Missing teeth can affect speech indirectly as well, by reducing self-confidence. People who are missing front teeth often develop the habit of talking behind their hand or mumbling to avoid revealing the gap in their smile. Not being able to speak clearly and confidently can affect not only your appearance, but also your job prospects and social life. So what can you do about missing teeth?
Dental implants are today’s preferred tooth-replacement method. Implants are small titanium posts that are inserted in the jaw bone beneath your gums. They serve as “roots” to hold realistic-looking prosthetic (artificial) teeth in place. Implants can be used to replace one tooth, a group of teeth, or an entire row of teeth (upper or lower). Sometimes a dental implant can be placed the same day a failing tooth is removed so that you won’t need a second surgical procedure.
The healthy natural teeth on either side of the gap can also be used to support one or more replacement teeth. This method, called bridgework, can be used to replace a single tooth or several teeth in a row. Another option is removable dentures, which do not stay in the mouth all the time.
Each of these options has its benefits and risks. We’d be happy to discuss all of them in detail and help you decide which would be best in your own situation. To learn more about tooth replacement, please contact us or schedule a consultation.
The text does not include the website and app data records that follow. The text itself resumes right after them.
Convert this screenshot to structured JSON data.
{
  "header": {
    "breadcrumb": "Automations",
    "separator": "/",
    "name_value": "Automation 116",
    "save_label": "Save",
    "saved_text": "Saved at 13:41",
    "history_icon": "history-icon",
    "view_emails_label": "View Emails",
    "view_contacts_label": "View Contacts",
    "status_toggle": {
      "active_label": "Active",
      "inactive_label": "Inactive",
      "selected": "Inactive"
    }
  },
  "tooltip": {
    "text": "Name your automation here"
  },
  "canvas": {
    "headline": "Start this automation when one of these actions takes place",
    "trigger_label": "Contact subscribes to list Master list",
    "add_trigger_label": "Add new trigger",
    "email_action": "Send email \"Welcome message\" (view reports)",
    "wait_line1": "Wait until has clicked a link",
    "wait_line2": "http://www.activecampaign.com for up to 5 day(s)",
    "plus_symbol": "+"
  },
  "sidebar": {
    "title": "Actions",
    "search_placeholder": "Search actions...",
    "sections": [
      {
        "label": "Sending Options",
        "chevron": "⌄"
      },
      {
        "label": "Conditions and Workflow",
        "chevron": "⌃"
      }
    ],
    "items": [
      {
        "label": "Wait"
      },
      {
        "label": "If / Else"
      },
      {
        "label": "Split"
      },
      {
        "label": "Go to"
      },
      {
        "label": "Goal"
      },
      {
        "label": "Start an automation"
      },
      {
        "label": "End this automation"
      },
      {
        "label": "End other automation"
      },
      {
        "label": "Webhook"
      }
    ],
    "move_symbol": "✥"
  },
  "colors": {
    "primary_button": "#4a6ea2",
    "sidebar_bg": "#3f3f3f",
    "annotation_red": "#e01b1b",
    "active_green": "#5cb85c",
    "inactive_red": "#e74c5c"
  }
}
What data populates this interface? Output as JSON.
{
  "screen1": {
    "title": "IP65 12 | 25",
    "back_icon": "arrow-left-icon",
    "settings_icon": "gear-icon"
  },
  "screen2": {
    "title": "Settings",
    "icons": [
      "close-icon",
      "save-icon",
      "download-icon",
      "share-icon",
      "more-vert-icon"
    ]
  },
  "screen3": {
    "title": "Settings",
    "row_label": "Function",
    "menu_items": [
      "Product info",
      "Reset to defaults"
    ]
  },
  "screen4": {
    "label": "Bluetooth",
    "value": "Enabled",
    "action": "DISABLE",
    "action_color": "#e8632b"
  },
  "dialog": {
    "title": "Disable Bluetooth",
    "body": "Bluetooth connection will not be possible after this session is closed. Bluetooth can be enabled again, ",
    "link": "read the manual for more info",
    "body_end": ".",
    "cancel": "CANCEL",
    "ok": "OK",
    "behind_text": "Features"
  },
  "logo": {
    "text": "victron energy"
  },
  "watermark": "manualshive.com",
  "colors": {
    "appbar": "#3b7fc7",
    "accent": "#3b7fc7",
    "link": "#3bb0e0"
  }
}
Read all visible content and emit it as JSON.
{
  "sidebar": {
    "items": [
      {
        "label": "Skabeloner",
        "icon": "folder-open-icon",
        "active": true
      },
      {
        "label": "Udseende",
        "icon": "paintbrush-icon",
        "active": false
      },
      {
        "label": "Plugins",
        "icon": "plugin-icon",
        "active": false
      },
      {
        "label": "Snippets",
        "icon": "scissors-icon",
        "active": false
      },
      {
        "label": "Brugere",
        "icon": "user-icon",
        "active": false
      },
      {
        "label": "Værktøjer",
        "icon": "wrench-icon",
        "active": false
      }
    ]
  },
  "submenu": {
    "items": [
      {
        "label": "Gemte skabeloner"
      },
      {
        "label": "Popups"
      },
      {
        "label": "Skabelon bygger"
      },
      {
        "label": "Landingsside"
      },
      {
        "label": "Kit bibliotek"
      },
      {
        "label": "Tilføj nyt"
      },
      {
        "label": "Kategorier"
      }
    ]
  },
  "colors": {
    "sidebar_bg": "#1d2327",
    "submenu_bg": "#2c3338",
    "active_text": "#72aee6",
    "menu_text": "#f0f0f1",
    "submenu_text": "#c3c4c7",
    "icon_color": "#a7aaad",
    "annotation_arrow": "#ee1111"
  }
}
You can also read the Dear Doctor magazine articles “Dental Implant Surgery” and “New Teeth in One Day.”